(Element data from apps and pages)
##########

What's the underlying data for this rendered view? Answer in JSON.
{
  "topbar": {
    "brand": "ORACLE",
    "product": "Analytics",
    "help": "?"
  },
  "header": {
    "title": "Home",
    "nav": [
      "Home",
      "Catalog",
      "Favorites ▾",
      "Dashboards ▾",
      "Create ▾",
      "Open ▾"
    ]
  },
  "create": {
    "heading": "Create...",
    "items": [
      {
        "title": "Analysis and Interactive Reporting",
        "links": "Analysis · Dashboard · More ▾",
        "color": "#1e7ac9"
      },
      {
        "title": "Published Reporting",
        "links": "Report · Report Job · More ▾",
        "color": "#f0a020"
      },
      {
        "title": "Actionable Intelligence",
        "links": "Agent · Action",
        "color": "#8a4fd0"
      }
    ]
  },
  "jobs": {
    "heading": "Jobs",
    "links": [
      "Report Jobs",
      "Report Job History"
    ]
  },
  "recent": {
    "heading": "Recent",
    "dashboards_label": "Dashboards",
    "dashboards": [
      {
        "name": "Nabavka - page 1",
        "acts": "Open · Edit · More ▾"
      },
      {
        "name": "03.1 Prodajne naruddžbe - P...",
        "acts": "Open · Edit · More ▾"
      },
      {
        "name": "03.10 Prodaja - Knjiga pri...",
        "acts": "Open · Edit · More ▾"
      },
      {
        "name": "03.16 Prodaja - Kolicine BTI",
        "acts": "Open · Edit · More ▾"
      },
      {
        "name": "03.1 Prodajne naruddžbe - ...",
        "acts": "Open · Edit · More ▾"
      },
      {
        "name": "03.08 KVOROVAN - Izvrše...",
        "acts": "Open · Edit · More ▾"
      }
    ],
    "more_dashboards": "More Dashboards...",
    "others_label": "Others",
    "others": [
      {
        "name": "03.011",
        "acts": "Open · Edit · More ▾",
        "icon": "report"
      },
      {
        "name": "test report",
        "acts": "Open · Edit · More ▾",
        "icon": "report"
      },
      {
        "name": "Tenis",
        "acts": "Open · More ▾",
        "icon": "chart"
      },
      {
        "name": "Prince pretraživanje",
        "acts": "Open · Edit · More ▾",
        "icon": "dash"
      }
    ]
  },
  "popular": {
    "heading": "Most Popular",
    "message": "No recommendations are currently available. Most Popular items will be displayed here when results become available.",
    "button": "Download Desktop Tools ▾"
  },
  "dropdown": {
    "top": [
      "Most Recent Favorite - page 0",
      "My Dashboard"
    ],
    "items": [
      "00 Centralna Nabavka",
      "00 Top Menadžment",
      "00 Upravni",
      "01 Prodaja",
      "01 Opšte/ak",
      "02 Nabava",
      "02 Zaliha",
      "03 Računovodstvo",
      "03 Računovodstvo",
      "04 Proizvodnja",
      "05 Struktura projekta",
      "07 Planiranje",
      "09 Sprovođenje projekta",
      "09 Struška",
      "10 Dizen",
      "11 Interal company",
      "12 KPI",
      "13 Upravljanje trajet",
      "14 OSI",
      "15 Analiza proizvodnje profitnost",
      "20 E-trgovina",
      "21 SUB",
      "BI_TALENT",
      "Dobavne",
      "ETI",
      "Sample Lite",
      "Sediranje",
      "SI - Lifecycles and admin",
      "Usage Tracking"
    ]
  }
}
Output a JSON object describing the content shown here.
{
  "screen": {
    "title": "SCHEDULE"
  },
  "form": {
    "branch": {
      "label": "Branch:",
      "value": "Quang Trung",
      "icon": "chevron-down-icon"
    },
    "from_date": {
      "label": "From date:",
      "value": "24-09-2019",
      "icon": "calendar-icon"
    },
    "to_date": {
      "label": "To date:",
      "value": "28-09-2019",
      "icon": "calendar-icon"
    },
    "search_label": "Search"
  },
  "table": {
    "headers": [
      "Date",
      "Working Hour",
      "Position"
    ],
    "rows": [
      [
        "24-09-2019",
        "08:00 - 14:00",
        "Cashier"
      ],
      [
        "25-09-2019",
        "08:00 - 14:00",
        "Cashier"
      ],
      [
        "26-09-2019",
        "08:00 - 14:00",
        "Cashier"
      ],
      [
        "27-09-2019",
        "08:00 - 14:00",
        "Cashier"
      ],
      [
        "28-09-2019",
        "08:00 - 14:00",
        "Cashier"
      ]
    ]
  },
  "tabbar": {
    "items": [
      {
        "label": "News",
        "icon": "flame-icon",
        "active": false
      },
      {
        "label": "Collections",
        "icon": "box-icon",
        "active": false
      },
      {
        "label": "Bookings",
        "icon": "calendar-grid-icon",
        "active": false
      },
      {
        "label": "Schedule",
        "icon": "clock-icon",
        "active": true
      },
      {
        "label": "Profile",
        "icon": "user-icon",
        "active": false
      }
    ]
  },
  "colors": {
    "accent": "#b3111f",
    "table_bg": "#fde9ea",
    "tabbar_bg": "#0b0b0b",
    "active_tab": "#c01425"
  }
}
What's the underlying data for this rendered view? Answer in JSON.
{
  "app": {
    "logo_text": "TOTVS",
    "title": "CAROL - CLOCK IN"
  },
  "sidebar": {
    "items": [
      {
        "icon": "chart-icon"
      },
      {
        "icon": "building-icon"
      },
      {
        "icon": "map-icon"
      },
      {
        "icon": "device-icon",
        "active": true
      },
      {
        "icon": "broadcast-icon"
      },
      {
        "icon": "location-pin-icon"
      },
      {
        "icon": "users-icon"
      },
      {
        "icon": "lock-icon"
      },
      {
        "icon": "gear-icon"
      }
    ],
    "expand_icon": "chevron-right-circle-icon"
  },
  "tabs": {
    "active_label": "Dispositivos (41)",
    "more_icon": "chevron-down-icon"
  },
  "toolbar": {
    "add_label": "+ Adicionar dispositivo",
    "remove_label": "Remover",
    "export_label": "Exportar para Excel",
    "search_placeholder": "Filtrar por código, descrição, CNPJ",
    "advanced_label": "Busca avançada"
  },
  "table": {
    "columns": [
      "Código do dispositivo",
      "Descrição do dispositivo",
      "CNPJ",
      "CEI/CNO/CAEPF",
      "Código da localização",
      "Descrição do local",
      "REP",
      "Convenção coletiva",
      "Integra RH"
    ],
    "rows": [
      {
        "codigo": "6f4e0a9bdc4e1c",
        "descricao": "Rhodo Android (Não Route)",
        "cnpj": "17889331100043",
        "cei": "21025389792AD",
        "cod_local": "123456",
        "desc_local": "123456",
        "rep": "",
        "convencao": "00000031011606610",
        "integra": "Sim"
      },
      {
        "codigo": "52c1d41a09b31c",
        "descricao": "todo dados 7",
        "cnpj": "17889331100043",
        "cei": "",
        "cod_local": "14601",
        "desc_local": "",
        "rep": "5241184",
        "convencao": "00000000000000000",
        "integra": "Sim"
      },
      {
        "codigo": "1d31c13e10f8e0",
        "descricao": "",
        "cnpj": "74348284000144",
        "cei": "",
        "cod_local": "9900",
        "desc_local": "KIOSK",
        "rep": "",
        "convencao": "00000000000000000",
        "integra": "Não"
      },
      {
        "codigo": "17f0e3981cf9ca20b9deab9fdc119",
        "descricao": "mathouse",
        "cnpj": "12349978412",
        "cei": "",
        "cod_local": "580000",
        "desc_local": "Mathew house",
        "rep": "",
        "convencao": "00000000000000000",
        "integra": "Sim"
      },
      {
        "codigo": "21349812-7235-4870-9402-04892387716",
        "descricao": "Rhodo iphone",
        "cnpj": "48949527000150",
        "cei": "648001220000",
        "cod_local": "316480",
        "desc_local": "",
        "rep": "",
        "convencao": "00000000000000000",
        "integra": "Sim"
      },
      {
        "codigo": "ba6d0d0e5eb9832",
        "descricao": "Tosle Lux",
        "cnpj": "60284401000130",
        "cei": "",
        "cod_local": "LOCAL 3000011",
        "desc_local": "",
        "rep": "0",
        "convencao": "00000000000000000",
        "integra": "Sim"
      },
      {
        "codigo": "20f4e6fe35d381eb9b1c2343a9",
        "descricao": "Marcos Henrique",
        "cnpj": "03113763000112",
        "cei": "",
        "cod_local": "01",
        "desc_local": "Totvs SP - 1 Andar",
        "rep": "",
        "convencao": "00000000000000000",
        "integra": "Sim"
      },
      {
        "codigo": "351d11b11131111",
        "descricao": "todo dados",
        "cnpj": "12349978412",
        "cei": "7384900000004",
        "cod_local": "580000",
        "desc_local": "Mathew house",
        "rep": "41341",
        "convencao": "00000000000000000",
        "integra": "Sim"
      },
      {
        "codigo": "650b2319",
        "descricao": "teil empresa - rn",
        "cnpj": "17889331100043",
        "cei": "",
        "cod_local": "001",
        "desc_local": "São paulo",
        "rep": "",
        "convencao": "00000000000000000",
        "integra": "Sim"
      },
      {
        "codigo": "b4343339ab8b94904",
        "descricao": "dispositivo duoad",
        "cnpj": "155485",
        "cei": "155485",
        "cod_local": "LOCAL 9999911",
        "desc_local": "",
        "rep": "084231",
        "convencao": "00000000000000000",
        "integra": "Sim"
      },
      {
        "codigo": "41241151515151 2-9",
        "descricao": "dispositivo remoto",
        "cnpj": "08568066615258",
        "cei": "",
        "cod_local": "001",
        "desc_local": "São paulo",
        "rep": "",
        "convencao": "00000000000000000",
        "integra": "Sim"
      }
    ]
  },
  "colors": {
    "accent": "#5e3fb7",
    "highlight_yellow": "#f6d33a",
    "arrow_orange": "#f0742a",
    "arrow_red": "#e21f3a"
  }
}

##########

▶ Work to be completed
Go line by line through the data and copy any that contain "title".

▶ Answer below
    "title": "Home",
        "title": "Analysis and Interactive Reporting",
        "title": "Published Reporting",
        "title": "Actionable Intelligence",
    "title": "SCHEDULE"
    "title": "CAROL - CLOCK IN"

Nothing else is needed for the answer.